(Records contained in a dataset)
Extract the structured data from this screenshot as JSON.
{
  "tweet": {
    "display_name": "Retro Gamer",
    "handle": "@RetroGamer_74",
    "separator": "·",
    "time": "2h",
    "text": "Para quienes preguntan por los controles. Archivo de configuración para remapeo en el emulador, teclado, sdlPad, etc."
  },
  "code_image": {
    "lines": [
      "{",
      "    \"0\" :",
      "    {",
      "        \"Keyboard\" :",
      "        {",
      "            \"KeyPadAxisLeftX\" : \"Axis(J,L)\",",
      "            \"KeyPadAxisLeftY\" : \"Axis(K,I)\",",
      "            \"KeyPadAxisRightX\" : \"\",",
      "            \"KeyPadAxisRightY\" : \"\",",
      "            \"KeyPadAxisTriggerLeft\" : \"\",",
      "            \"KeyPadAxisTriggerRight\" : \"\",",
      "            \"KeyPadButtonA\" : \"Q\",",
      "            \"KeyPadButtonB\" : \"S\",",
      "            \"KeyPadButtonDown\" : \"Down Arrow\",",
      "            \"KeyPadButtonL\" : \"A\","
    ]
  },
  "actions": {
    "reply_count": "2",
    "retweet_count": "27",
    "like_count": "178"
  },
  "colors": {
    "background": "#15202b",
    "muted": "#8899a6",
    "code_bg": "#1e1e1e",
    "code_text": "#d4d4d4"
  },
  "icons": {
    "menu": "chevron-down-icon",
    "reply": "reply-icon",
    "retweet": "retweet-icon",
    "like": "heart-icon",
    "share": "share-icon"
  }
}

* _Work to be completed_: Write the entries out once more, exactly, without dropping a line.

* _Exercise response_:
Extract the structured data from this screenshot as JSON.
{
  "tweet": {
    "display_name": "Retro Gamer",
    "handle": "@RetroGamer_74",
    "separator": "·",
    "time": "2h",
    "text": "Para quienes preguntan por los controles. Archivo de configuración para remapeo en el emulador, teclado, sdlPad, etc."
  },
  "code_image": {
    "lines": [
      "{",
      "    \"0\" :",
      "    {",
      "        \"Keyboard\" :",
      "        {",
      "            \"KeyPadAxisLeftX\" : \"Axis(J,L)\",",
      "            \"KeyPadAxisLeftY\" : \"Axis(K,I)\",",
      "            \"KeyPadAxisRightX\" : \"\",",
      "            \"KeyPadAxisRightY\" : \"\",",
      "            \"KeyPadAxisTriggerLeft\" : \"\",",
      "            \"KeyPadAxisTriggerRight\" : \"\",",
      "            \"KeyPadButtonA\" : \"Q\",",
      "            \"KeyPadButtonB\" : \"S\",",
      "            \"KeyPadButtonDown\" : \"Down Arrow\",",
      "            \"KeyPadButtonL\" : \"A\","
    ]
  },
  "actions": {
    "reply_count": "2",
    "retweet_count": "27",
    "like_count": "178"
  },
  "colors": {
    "background": "#15202b",
    "muted": "#8899a6",
    "code_bg": "#1e1e1e",
    "code_text": "#d4d4d4"
  },
  "icons": {
    "menu": "chevron-down-icon",
    "reply": "reply-icon",
    "retweet": "retweet-icon",
    "like": "heart-icon",
    "share": "share-icon"
  }
}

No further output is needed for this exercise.